A surprisingly common mistake among new homeowners is inaccurate measuring.
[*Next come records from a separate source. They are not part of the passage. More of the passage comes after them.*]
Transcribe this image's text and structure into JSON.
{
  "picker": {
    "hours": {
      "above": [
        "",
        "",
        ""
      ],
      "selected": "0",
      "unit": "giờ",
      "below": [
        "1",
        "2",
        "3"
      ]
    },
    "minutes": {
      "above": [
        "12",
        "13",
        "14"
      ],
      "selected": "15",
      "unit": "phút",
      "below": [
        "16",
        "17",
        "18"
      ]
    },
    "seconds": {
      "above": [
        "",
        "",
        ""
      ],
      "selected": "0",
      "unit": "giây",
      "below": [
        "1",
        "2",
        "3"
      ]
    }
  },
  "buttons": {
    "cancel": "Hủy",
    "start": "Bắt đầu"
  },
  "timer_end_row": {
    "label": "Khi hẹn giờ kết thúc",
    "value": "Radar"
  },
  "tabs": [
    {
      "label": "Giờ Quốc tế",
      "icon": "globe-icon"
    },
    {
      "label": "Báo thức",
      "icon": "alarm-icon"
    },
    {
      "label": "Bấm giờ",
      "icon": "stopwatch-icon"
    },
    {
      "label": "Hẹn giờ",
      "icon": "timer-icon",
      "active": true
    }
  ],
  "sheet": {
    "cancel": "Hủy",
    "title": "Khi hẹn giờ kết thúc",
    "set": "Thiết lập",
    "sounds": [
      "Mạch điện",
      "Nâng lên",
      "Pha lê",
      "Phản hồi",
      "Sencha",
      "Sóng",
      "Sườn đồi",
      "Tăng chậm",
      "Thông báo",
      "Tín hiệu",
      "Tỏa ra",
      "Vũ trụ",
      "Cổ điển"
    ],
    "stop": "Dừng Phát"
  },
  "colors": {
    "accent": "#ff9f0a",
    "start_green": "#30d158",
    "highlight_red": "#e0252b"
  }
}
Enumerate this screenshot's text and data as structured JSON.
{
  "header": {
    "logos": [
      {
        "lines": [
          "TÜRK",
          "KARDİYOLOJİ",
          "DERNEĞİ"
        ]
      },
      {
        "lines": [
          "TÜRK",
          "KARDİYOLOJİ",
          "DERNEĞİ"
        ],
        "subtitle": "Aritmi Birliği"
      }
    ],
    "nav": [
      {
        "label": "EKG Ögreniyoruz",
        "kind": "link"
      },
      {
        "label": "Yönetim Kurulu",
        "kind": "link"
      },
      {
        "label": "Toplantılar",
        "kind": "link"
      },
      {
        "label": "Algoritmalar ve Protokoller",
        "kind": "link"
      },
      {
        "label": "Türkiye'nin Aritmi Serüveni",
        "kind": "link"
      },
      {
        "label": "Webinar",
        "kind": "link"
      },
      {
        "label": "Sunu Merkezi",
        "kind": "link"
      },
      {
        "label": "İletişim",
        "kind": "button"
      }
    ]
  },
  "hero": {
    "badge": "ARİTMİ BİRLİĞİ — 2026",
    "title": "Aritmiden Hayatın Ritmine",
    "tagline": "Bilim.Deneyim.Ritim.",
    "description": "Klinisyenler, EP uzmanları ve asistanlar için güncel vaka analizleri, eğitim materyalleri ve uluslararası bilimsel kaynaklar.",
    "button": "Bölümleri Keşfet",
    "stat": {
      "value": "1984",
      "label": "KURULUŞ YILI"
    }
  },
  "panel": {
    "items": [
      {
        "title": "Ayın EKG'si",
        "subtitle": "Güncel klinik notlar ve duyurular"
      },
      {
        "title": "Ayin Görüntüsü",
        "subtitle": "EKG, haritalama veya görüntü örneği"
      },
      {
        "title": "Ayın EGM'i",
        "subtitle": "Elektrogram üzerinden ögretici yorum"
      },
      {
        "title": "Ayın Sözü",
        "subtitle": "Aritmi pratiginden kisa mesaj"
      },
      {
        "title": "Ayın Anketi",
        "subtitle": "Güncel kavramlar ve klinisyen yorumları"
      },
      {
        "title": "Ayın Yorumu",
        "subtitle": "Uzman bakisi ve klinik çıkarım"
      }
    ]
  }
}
Whether it’s only measuring once, pulling a tape measure from the wrong point, or relying on memory instead of writing measurements down, new homeowners often end up with a stack of miscuts and wasted materials at the end of the job. (And that only leads to more trips to the hardware store!)

Use best practices and measure twice, always dry fit (assemble without gluing or attaching) when possible, and become familiar with these 25 measuring hacks all DIYers should know!